Check every line below for the word "Кыргызстане" and copy the ones that have it.

[Page and application data records]

========

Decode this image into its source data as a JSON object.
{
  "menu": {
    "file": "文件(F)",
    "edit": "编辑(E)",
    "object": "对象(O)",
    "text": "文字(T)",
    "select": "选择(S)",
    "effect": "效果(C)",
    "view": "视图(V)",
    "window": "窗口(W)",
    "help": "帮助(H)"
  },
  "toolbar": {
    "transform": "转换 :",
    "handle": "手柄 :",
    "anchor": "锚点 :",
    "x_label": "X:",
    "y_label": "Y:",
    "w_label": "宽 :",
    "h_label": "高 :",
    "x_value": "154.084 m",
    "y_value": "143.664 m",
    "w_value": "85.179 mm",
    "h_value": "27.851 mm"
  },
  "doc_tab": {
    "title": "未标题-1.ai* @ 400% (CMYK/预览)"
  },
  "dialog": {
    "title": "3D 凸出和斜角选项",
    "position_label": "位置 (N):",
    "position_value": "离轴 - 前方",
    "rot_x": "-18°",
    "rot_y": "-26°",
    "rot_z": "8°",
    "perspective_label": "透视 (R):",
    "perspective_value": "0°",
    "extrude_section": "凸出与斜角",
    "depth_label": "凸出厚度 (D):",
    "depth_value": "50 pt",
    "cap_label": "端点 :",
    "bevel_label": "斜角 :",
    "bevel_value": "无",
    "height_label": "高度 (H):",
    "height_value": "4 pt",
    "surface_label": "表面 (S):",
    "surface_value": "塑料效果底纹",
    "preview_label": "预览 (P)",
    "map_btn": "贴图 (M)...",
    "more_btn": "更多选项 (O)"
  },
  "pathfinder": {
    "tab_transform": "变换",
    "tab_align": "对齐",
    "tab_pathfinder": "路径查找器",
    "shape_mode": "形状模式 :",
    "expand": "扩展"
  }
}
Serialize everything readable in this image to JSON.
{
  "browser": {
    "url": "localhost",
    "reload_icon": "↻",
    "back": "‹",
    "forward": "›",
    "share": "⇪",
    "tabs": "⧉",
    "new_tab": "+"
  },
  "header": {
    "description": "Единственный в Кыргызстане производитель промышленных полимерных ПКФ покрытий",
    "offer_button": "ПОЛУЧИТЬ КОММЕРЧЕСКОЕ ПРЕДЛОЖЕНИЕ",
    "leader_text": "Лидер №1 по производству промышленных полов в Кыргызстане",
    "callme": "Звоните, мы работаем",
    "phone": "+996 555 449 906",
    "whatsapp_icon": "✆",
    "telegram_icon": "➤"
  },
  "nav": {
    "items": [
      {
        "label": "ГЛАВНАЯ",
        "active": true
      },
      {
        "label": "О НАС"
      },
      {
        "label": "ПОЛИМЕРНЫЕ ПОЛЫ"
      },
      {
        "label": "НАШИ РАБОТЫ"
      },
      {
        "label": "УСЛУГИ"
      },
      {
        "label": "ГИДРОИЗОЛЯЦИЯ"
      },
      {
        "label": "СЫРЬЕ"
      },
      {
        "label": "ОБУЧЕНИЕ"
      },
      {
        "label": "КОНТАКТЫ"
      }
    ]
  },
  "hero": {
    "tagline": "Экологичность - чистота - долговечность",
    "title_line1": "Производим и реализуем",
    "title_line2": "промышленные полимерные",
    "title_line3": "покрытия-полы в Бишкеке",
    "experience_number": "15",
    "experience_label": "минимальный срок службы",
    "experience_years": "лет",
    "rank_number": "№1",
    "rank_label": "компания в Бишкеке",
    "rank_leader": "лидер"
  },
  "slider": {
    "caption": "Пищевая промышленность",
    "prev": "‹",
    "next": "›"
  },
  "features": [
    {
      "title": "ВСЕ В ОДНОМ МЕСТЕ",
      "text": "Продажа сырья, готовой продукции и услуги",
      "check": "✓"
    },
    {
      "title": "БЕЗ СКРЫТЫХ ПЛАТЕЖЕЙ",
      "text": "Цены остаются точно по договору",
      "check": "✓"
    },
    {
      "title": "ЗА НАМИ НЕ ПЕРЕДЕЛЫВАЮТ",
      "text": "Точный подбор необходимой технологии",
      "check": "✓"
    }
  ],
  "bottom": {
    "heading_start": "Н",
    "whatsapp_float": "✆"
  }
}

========

**OUTPUT OF THE TASK**
    "description": "Единственный в Кыргызстане производитель промышленных полимерных ПКФ покрытий",
    "leader_text": "Лидер №1 по производству промышленных полов в Кыргызстане",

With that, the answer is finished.